▶ What is needed
Before copying, remove every picture, and then repeat all entries below precisely as written.

Excerpts from an interface dataset
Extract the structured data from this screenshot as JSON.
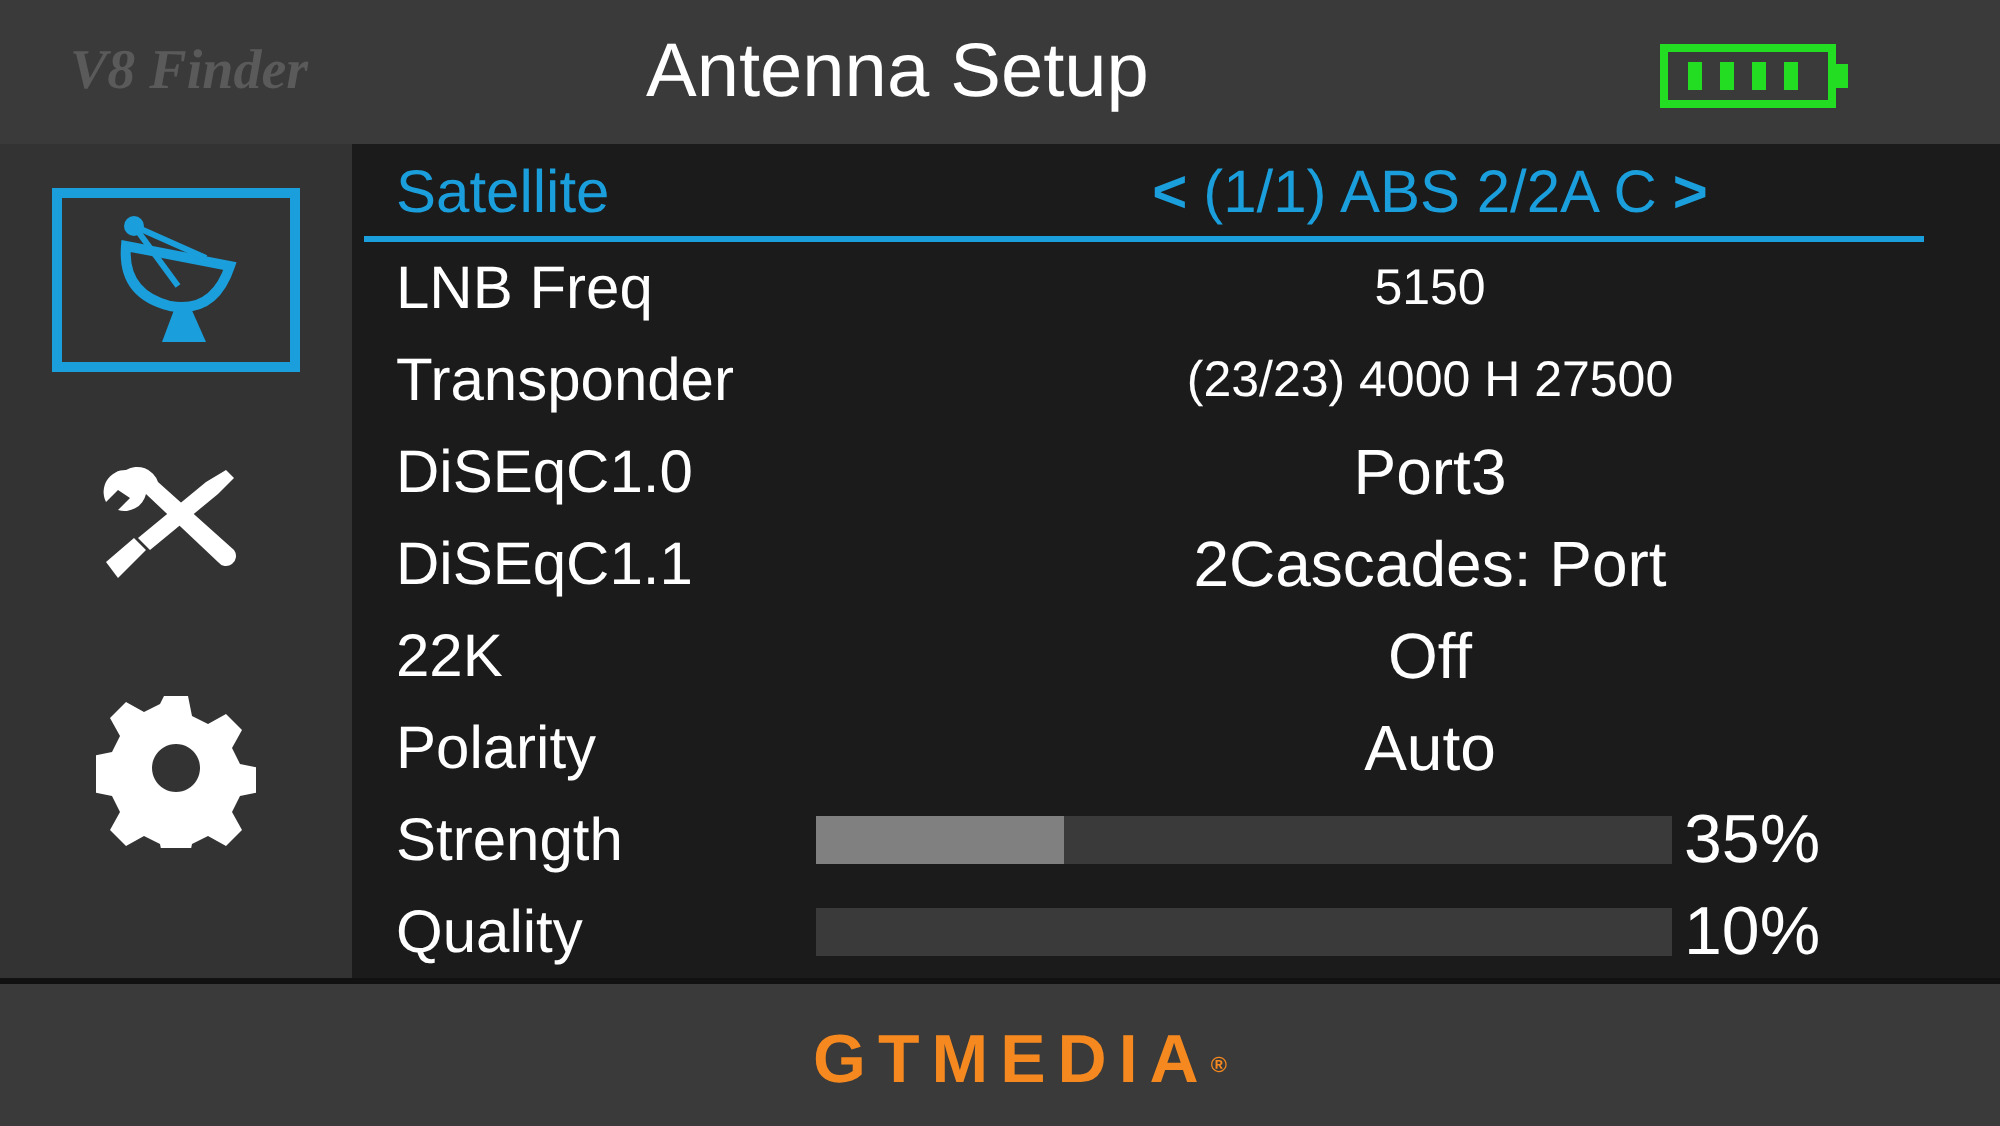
{
  "header": {
    "logo": "V8 Finder",
    "title": "Antenna Setup"
  },
  "sidebar": {
    "items": [
      {
        "kind": "dish",
        "selected": true
      },
      {
        "kind": "tools",
        "selected": false
      },
      {
        "kind": "gear",
        "selected": false
      }
    ]
  },
  "rows": [
    {
      "kind": "selector",
      "label": "Satellite",
      "left": "<",
      "value": "(1/1) ABS 2/2A C",
      "right": ">",
      "selected": true
    },
    {
      "kind": "value",
      "label": "LNB Freq",
      "value": "5150",
      "small": true,
      "selected": false
    },
    {
      "kind": "value",
      "label": "Transponder",
      "value": "(23/23) 4000 H 27500",
      "small": true,
      "selected": false
    },
    {
      "kind": "value",
      "label": "DiSEqC1.0",
      "value": "Port3",
      "small": false,
      "selected": false
    },
    {
      "kind": "value",
      "label": "DiSEqC1.1",
      "value": "2Cascades: Port",
      "small": false,
      "selected": false
    },
    {
      "kind": "value",
      "label": "22K",
      "value": "Off",
      "small": false,
      "selected": false
    },
    {
      "kind": "value",
      "label": "Polarity",
      "value": "Auto",
      "small": false,
      "selected": false
    },
    {
      "kind": "meter",
      "label": "Strength",
      "level": 0.29,
      "reading": "35%",
      "selected": false
    },
    {
      "kind": "meter",
      "label": "Quality",
      "level": 0,
      "reading": "10%",
      "selected": false
    }
  ],
  "footer": {
    "brand": "GTMEDIA",
    "mark": "®"
  }
}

▶ Task output
Extract the structured data from this screenshot as JSON.
{
  "header": {
    "logo": "V8 Finder",
    "title": "Antenna Setup"
  },
  "sidebar": {
    "items": [
      {
        "kind": "dish",
        "selected": true
      },
      {
        "kind": "tools",
        "selected": false
      },
      {
        "kind": "gear",
        "selected": false
      }
    ]
  },
  "rows": [
    {
      "kind": "selector",
      "label": "Satellite",
      "left": "<",
      "value": "(1/1) ABS 2/2A C",
      "right": ">",
      "selected": true
    },
    {
      "kind": "value",
      "label": "LNB Freq",
      "value": "5150",
      "small": true,
      "selected": false
    },
    {
      "kind": "value",
      "label": "Transponder",
      "value": "(23/23) 4000 H 27500",
      "small": true,
      "selected": false
    },
    {
      "kind": "value",
      "label": "DiSEqC1.0",
      "value": "Port3",
      "small": false,
      "selected": false
    },
    {
      "kind": "value",
      "label": "DiSEqC1.1",
      "value": "2Cascades: Port",
      "small": false,
      "selected": false
    },
    {
      "kind": "value",
      "label": "22K",
      "value": "Off",
      "small": false,
      "selected": false
    },
    {
      "kind": "value",
      "label": "Polarity",
      "value": "Auto",
      "small": false,
      "selected": false
    },
    {
      "kind": "meter",
      "label": "Strength",
      "level": 0.29,
      "reading": "35%",
      "selected": false
    },
    {
      "kind": "meter",
      "label": "Quality",
      "level": 0,
      "reading": "10%",
      "selected": false
    }
  ],
  "footer": {
    "brand": "GTMEDIA",
    "mark": "®"
  }
}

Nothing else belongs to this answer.